Are video calls for work and socializing leaving you tired and irritable? You’re not alone, but there are ways to get better at it
With the easing of the lockdown in several cities, people are starting to trickle back into offices, but in much smaller numbers, which means one aspect of our lives that has become a standard fixture of most workdays will continue to dominate our schedules: video calls. If you are experiencing what has become an accepted term across the world (so much so that psychologists are studying it seriously)—“Zoom fatigue"—you are not alone, nor is it likely to go away anytime soon.
And it’s not just work; it’s catching up with family across the globe over a quick WhatsApp call after work, while weekends mean multiple group calls with friends from school, college, a former workplace—because really, what else are you doing? While socializing can be refreshing and we do need that human connect more than ever in these times when most of us have been holed up at home for over 40 days, it’s not quite the same as catching up with friends over beer, when you feel more, not less, energized as the evening goes on. Most extroverts and even introverts (in smaller servings) “feed off" the energy of other people but this doesn’t seem to be happening during video calls. What’s going on?

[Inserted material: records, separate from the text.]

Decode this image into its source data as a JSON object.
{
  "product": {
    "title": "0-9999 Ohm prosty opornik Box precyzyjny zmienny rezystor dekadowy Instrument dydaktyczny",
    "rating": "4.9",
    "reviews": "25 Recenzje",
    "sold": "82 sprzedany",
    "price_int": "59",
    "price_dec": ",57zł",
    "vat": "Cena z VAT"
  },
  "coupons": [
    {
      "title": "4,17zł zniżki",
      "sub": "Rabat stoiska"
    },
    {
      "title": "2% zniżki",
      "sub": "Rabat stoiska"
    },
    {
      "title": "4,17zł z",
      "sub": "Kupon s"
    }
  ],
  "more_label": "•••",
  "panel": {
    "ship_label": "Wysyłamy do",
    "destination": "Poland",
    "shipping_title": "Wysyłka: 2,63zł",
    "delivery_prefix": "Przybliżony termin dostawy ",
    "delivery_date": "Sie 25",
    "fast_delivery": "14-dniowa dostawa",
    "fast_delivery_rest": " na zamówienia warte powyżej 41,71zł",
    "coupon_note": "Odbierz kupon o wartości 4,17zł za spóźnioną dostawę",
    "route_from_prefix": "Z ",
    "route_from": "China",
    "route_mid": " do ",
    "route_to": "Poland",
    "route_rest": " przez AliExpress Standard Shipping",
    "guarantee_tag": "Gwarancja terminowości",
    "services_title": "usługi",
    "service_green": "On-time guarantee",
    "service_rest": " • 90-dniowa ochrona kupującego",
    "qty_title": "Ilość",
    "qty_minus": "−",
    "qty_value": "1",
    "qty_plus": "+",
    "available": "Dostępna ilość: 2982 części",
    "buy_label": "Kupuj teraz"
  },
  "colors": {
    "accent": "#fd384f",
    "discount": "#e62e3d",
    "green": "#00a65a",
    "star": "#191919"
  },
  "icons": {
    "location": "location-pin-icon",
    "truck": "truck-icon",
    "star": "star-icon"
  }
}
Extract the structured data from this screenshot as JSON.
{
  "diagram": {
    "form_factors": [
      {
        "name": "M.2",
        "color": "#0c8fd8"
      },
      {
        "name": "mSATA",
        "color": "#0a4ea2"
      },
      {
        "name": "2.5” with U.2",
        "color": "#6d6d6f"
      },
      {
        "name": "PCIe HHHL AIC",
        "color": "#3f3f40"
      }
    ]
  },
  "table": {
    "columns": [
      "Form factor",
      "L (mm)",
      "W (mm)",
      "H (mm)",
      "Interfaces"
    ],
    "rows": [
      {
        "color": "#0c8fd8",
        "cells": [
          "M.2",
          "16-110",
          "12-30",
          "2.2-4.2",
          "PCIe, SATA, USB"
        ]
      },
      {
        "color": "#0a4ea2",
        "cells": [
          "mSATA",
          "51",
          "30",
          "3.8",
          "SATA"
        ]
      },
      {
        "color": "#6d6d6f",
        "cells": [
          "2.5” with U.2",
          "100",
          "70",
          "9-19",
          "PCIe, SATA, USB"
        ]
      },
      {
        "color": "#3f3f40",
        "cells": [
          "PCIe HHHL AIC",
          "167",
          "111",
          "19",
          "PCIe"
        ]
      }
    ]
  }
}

“Part of the craziness now is that our homes are now our workplaces and our screens are our sole connection to folks beyond our household. This can make us feel like ‘living headshots’ since all we can do now to project our identity is a thumbnail image of our faces," writes Suzanne Degges-White in Psychology Today.
Experts concur that one reason Zoom fatigue sets in for most people who are engaged in multiple video calls through the day is simply the amount of attention one has to pay to stay tuned. “When it comes to work, most people have to spend a lot of time on their screens through the day in any case. Then they have multiple calls during which they are looking into a screen, and finally, their entertainment is also screen-based. The first reason for stress and fatigue is simply screen fatigue. It leads to eye strain and can make people exhausted, crankier, more irritable," says Mahesh Natarajan, a counsellor with InnerSight, a mental health organization in Bengaluru.
Then comes the paying attention part. As much as we like to think technology can replace real-world interactions, it does take more effort to connect with people through a screen. “You have to focus on people’s faces, which appear as tiny boxes on your screen, to get cues that we would normally get through expressions, body language and posture. Video calls give you a very limited view," says Natarajan, who has been doing online counselling through this period and is hearing the term “Zoom fatigue" more and more frequently from clients—and experiencing some of it as well. “Yes, even as a therapist used to counselling people over the phone or video calls, it does get tiring. I have to do much more to hold the client’s focus, to understand their situation and mood," says Natarajan.
Add to this the fact that most of us are facing bandwidth issues since the tech is not perfect and we begin to understand why we have to pay a lot more attention to understand what’s going on and respond appropriately and at the appropriate time. Psychologists call this “continuous partial attention" (it is not the same as multitasking, which is more voluntary) and there has been research to show that it may lead to “increased stress and decreased ability to focus and concentrate on the present moment, prohibiting reflection, contemplation, and thoughtful decision making", according to Psychology Today.
“There is almost a feeling of being on edge because you don’t want to miss an opportunity to speak up and you don’t want to forget what you have to say.... Of course, these are facets of real-world meetings as well but there you are in a focused work environment and that certainly helps keep you less distracted," says consultant clinical psychologist Shubha Madhusudhan, who feels we are going through a period of workplace transformation and will see more and more such issues related to mental and physical health as we adjust to new realities.
There are ways to deal with it, and they begin with the body rather than the mind, says Ruchika Gupta, head of physiotherapy at Portea Medical, a home health services provider. “Firstly, when video meetings are being scheduled, breaks have to be built in. If you are doing a 30- to 45-minute meeting it’s fine but anything that goes over 45 minutes has to have a break. This is not just to let people stretch their bodies and relax for a few minutes but it is also essential to get focus and attention back. You will have a better discussion," says Gupta.
Second, she says, don’t sit on a bed or sofa while taking calls; and as far as possible, use a desk. If you are using a dining table, keep in mind that dining table chairs are not well-cushioned, which can lead to pain in the back and buttocks, ultimately distracting you from the screen, so place extra cushions as needed. She also stresses the need to switch off video and audio from time to time and do breathing exercises. “Contract, hold and release your belly button for 5 minutes at a stretch—this is something you can do even when your video is on and it will help activate your core," says Gupta.
Natarajan suggests switching between video and screen-sharing/whiteboard and other features built into most video- conferencing platforms. “We are much more used to seeing text and images on screen than people, so reducing the amount of time you spend looking at tiny thumbnails of faces and spending more time using, say, the virtual whiteboard to record ideas is a good way to break fatigue," he suggests.
He also advises people with heavy video-calling schedules to sit near a window so they can occasionally look at something else other than a blank wall. “Focus on something else in the room for a while during a call—a house plant, a painting on the wall. This will give your eyes a break," he adds.